FORWARD TOGETHER. Today saw some truly horrific carnage in Baghdad, with over 100 people killed or found dead throughout the city, and another of the double-wave bombing attacks designed to maximize deaths:
At least 62 unidentified bullet-riddled corpses--all bearing signs of torture--have been found throughout the city since Tuesday night, said Brig. Gen. Abdullah Mahmood of the Interior Ministry.
Some of the bodies had been beheaded. Attacks on police patrols killed an additional 27 people Wednesday morning, officials said.
The bloodiest scene unfolded at 9 a.m., when a car bomb exploded near an indoor stadium in Baghdad, killing 12 traffic policemen and wounded 13 others, authorities said. When a crowd gathered to help the wounded, another bomb detonated, killing seven civilians and wounding 47 others.

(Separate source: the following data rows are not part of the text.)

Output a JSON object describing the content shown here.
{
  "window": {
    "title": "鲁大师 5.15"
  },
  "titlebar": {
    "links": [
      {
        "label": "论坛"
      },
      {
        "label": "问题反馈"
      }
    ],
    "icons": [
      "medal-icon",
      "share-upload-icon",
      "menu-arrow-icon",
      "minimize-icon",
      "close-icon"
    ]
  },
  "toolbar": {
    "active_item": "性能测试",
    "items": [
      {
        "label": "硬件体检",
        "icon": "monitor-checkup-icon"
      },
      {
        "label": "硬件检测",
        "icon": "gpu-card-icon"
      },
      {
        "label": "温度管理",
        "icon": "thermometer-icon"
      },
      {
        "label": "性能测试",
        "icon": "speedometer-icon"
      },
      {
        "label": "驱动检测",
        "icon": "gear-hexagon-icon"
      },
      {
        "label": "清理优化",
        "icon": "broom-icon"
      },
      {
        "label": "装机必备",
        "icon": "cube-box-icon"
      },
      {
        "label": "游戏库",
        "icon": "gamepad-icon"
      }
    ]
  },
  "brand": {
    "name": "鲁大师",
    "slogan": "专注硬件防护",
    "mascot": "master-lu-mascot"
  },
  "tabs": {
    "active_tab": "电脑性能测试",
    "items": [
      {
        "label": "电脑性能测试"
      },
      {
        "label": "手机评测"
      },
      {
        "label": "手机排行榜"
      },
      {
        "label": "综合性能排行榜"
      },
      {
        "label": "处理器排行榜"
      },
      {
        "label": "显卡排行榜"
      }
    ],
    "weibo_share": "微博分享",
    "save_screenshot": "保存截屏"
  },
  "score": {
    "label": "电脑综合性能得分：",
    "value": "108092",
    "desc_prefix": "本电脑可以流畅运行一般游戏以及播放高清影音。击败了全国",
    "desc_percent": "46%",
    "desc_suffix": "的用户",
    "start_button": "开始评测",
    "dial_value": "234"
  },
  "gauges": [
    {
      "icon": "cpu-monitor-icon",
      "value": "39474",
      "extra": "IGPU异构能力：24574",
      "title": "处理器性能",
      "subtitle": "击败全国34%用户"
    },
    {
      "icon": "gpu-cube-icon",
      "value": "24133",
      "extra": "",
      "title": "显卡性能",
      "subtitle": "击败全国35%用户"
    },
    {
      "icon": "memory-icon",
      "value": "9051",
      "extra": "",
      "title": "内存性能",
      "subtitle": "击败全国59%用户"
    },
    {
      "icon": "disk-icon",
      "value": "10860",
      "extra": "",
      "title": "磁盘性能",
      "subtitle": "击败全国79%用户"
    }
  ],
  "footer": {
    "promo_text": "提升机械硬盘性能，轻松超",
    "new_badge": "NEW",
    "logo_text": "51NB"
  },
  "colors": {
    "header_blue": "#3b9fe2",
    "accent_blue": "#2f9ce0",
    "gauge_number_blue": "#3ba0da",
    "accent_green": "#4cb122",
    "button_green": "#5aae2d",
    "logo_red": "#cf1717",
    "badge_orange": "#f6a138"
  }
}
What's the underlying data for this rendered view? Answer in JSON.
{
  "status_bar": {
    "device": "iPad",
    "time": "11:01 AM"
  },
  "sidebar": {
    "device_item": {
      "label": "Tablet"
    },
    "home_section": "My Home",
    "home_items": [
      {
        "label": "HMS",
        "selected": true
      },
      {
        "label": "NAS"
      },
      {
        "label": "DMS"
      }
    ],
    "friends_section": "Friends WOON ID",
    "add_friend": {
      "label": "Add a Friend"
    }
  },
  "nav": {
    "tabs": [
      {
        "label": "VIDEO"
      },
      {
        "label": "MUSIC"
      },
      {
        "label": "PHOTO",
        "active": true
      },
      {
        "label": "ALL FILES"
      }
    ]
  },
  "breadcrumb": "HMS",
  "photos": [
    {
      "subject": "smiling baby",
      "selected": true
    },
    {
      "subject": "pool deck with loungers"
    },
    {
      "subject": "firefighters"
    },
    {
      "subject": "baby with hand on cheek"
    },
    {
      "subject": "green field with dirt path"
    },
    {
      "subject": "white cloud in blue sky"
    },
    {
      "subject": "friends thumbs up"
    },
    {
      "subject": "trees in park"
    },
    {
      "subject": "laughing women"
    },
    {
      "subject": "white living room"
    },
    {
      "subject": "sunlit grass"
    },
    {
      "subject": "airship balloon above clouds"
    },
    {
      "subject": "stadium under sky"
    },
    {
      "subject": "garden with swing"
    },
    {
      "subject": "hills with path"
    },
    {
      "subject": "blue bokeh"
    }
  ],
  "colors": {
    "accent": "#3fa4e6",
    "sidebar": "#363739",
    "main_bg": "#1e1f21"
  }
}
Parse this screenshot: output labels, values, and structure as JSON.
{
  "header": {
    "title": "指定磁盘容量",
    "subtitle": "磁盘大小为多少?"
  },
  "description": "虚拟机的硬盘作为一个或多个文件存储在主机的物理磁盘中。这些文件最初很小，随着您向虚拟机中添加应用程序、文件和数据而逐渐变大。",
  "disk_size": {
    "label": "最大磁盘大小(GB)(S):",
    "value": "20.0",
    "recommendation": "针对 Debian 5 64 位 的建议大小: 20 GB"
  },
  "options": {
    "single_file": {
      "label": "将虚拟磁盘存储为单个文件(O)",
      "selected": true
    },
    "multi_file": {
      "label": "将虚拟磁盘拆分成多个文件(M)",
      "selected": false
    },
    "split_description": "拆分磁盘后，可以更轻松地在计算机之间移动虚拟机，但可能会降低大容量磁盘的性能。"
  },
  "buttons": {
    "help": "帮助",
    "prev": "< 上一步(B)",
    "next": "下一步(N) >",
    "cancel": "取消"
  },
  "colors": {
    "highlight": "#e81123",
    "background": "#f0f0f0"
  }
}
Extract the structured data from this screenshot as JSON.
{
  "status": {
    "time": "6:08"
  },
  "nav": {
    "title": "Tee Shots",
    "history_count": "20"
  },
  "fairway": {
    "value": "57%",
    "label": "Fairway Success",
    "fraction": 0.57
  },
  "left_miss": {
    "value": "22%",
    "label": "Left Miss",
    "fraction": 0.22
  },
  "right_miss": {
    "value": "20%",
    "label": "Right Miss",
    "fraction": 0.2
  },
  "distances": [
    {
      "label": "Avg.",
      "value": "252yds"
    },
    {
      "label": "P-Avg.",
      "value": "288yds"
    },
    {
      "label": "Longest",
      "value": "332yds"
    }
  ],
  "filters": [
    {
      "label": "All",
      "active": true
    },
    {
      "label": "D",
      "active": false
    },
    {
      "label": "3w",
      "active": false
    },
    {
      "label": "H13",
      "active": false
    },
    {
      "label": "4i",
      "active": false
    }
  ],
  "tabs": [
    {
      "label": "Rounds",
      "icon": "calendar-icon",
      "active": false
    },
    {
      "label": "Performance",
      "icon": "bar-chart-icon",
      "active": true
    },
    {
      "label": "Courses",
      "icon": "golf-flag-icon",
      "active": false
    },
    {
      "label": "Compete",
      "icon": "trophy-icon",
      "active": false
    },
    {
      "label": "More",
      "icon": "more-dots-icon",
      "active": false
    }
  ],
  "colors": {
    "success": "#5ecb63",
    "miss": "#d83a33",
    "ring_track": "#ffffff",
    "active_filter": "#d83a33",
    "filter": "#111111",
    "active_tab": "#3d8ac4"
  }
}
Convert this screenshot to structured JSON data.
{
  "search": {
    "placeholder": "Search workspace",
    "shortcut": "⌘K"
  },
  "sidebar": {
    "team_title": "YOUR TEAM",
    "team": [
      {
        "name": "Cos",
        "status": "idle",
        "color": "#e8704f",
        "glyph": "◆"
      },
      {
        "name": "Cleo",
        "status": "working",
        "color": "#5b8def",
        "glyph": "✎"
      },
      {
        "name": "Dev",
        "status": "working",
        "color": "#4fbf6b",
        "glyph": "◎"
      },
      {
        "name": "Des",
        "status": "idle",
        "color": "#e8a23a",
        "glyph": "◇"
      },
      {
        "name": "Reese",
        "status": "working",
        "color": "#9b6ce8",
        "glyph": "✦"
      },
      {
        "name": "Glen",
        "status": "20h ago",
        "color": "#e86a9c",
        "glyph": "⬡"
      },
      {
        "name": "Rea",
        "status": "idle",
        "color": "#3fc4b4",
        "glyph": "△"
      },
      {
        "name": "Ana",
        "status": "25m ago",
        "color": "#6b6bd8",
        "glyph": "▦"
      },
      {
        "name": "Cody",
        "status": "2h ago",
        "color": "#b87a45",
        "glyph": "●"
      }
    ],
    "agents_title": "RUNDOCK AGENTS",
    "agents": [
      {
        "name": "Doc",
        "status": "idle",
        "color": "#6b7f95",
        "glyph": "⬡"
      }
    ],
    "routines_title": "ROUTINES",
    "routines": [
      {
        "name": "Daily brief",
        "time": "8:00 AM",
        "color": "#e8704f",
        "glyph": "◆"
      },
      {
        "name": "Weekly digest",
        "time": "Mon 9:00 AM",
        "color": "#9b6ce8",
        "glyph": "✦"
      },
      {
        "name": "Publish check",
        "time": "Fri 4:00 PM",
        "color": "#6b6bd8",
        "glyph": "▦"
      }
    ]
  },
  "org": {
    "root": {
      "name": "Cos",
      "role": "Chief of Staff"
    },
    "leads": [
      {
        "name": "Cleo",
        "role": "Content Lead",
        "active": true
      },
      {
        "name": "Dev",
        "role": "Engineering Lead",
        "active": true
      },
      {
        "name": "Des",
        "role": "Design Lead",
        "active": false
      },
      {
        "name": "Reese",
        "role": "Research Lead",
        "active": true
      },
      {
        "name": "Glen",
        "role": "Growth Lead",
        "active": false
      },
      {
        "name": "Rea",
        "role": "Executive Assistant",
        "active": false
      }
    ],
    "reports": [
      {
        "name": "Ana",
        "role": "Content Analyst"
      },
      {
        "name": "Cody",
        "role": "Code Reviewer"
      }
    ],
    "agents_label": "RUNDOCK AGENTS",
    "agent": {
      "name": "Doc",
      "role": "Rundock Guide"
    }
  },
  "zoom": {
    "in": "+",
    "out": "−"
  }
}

Yesterday's much-discussed Lowry-Kristol column focused on the urgent strategic need to secure Baghdad, and in fact a more modest version of that project was actually launched last month -- a security crackdown called Operation Forward Together meant to curb rampant sectarian violence in the capital city. The operation appeared to yield results, with commanders touting a remarkable 52 percent drop in Baghdad's murder rate from July to August. But then the Iraqi Health Ministry released figures showing that the number of violent deaths in the Baghdad area in August -- 1,536 -- was actually quite close to July's figure. It turns out (link via Americablog) the military had only counted drive-by shootings and torture and executions by death squads, and excluded deaths by mortars, rockets, bombs, and suicide attacks from the count.